Top of RECORDS FOR THE TASK
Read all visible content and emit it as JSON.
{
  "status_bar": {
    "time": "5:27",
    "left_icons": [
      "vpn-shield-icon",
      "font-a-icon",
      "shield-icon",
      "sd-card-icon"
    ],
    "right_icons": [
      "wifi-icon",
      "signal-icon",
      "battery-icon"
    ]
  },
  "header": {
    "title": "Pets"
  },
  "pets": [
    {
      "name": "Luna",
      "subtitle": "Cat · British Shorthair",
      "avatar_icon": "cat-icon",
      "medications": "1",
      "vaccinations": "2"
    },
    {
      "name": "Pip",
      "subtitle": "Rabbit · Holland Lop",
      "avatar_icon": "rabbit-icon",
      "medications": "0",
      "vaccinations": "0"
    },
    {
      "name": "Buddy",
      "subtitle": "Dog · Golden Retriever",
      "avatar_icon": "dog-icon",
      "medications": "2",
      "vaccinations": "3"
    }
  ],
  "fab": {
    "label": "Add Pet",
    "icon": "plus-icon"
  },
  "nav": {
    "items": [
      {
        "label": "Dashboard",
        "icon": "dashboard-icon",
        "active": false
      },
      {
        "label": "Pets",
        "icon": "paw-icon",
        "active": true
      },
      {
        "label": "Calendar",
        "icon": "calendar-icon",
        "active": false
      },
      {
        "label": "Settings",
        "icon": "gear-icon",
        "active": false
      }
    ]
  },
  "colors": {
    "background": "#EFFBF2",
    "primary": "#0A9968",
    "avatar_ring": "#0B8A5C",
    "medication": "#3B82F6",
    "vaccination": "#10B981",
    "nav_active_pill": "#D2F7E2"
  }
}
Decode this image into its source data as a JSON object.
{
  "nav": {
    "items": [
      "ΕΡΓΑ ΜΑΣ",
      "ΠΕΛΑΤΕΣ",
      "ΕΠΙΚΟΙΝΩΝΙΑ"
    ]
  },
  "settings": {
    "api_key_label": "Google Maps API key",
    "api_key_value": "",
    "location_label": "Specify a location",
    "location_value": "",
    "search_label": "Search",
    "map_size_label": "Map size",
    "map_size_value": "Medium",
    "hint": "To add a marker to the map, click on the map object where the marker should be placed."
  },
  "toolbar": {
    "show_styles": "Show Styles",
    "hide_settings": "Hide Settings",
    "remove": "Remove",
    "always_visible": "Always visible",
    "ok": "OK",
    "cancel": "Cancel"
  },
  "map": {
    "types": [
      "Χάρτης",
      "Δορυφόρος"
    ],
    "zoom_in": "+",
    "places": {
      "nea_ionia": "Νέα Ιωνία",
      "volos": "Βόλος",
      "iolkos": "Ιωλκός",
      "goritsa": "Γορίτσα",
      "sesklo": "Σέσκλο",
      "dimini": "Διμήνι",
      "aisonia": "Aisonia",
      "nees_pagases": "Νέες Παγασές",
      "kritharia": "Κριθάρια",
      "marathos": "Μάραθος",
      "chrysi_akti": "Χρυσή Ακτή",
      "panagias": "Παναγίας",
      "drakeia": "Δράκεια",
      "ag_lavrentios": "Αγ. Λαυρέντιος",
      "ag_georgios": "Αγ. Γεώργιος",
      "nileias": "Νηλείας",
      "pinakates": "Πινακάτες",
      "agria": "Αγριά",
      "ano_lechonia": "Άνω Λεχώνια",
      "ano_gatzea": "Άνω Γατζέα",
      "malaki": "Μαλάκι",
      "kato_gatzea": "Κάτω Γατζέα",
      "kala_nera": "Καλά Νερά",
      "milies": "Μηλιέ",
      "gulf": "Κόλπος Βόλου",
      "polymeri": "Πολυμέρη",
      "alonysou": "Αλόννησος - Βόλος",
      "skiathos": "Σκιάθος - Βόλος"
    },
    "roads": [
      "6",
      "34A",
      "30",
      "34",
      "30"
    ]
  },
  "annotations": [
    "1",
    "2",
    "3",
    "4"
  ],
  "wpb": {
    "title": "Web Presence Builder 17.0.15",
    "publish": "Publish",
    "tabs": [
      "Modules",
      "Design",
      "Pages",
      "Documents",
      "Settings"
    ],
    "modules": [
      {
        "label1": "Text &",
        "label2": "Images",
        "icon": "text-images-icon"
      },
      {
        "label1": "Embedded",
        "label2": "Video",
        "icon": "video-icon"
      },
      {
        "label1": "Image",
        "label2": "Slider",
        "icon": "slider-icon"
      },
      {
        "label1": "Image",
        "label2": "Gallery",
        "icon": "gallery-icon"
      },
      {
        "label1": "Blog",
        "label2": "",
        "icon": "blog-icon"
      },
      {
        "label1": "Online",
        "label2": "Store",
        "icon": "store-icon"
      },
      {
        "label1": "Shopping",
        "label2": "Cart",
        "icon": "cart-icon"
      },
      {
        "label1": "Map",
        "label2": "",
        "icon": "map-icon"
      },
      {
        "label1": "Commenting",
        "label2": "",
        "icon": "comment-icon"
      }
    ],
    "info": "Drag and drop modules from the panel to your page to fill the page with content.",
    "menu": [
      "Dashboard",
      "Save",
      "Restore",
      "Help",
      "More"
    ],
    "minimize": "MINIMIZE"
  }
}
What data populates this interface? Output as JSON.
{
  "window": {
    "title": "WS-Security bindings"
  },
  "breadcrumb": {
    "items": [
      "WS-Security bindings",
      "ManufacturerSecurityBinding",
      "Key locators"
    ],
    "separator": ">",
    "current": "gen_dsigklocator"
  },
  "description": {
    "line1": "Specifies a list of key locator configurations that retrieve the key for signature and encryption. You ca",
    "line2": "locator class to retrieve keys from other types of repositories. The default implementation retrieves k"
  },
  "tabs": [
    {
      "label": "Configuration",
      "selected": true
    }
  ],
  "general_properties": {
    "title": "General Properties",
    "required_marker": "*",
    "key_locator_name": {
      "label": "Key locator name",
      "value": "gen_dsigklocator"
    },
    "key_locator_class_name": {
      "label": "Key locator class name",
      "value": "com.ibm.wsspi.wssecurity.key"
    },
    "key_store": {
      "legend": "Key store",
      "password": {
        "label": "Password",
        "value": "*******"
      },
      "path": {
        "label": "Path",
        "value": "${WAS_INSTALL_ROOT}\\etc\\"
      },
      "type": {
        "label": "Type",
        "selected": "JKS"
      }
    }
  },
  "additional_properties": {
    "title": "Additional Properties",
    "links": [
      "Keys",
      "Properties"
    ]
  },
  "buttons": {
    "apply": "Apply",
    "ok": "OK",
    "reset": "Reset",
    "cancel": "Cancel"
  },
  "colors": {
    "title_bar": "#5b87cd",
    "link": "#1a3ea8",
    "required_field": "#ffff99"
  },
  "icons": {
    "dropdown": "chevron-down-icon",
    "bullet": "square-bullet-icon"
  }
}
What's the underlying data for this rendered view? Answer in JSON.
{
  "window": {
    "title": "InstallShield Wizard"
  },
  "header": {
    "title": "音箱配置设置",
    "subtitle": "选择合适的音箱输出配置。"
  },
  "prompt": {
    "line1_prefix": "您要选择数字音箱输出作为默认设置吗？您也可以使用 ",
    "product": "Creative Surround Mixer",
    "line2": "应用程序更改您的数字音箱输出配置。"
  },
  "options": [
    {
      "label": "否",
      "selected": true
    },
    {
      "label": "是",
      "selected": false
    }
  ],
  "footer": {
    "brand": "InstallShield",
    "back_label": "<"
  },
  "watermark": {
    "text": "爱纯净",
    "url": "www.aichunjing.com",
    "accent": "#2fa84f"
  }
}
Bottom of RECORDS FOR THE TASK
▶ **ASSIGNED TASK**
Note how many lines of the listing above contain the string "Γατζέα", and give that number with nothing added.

▶ **SOLVED EXERCISE**
2